...less medical jargon in a 'Quick Glance' format!
Systemic Lupus Erythematosus (SLE) is a chronic, inflammatory autoimmune disorder. It may affect the skin, joints, kidneys, and other organs.
Symptoms vary from person to person, and may come and go. The condition may affect one organ or body system at first. Others may become involved later. Almost all people with SLE have joint pain and most develop arthritis. Frequently affected joints are the fingers, hands, wrists, and knees.
Inflammation of various parts of the heart may occur as pericarditis, endocarditis, or myocarditis. Chest pain and arrhythmias may result from these conditions.
General symptoms include:
General discomfort, uneasiness or ill feeling
Skin rash -- a "butterfly" rash over the cheeks and bridge of the nose affects about half of those with SLE. The rash gets worse when in sunlight. The rash may also be widespread.
Sensitivity to sunlight
Joint pain and swelling
Nausea and vomiting
Additional symptoms that may be associated with systemic lupus erythematosus:
Blood in the urine
Coughing up blood
Skin color is patchy
Red spots on skin
Fingers that change color upon pressure or in the cold
Numbness and tingling
Blood disorders, including blood clots
Systemic lupus erythematosus is an autoimmune disease. This means there is a problem with the body's normal immune system response. Normally, the immune system helps protect the body from harmful substances. But in patients with an autoimmune disease, the immune system can't tell the difference between harmful substances and healthy ones. The result is an overactive immune response that attacks otherwise healthy cells and tissue. This leads to long-term inflammation.

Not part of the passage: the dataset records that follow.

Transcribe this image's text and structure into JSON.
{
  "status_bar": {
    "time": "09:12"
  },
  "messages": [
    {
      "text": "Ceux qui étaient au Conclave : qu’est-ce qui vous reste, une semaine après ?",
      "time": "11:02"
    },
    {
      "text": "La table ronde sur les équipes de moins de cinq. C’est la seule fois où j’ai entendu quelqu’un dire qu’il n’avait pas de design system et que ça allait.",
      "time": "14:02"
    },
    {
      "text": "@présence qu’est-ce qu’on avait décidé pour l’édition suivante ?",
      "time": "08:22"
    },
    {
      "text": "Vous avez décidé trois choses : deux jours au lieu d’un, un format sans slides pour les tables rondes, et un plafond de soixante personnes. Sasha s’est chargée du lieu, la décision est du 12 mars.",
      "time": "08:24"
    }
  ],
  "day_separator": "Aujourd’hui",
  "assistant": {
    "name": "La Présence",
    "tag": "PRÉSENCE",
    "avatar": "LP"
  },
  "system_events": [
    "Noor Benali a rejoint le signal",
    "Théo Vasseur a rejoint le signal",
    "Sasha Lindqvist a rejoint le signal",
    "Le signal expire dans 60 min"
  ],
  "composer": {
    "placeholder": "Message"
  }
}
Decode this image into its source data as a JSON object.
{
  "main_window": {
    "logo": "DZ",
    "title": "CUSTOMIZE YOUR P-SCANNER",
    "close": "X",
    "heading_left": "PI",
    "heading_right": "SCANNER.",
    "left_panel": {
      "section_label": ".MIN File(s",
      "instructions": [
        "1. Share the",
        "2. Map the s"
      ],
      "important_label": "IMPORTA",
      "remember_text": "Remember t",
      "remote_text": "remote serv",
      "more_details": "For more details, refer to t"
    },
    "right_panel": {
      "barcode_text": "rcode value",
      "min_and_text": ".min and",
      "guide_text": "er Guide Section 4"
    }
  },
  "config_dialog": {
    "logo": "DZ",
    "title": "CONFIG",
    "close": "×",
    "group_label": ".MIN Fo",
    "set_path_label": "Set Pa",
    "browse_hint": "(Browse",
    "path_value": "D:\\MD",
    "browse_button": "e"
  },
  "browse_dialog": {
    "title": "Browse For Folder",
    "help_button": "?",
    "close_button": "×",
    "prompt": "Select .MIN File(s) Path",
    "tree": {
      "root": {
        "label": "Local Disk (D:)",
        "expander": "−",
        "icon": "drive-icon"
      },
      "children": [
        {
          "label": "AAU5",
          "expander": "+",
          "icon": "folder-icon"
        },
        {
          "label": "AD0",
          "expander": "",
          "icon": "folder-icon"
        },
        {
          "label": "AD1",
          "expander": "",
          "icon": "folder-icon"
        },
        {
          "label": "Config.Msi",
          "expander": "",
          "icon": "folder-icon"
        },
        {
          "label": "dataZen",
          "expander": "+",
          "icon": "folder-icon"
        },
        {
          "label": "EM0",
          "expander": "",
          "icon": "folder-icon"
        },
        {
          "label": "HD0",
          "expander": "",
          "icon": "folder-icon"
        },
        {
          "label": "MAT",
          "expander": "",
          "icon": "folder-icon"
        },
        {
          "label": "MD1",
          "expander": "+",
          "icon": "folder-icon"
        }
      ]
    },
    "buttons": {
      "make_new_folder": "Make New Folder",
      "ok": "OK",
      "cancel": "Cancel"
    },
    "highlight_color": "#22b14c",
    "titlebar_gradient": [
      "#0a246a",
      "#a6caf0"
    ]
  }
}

The underlying cause of autoimmune diseases is not fully known. Some researchers think autoimmune diseases occur after infection with an organism that looks like certain proteins in the body. The proteins are later mistaken for the organism and wrongly targeted for attack by the body's immune system.
SLE may be mild or severe enough to cause death.
SLE affects nine times as many women as men. It may occur at any age, but appears most often in people between the ages of 10 and 50 years. African Americans and Asians are affected more often than people from other races.
SLE may also be caused by certain drugs.
There is no cure for SLE. Treatment is aimed at controlling symptoms. Your individual symptoms determine your treatment.
Mild disease that involves a rash, headaches, fever, arthritis, pleurisy, and pericarditis requires little therapy. Nonsteroidal anti-inflammatory medications (NSAIDs) are used to treat arthritis and pleurisy. Corticosteroid creams are used to treat skin rashes. An anti-malaria drug called hydroxychloroquine and low dose corticosteroids are sometimes used for skin and arthritis symptoms.
You should wear protective clothing, sunglasses, and sunscreen when in the sun.
Severe or life-threatening symptoms often require treatment by a rheumatologist and other specialists in the specific area. Corticosteroids or medications to decrease the immune system response may be prescribed to control the various symptoms. Some health care professionals use cytotoxic drugs to treat people who do not respond well to corticosteroids or who must use high doses of corticosteroids.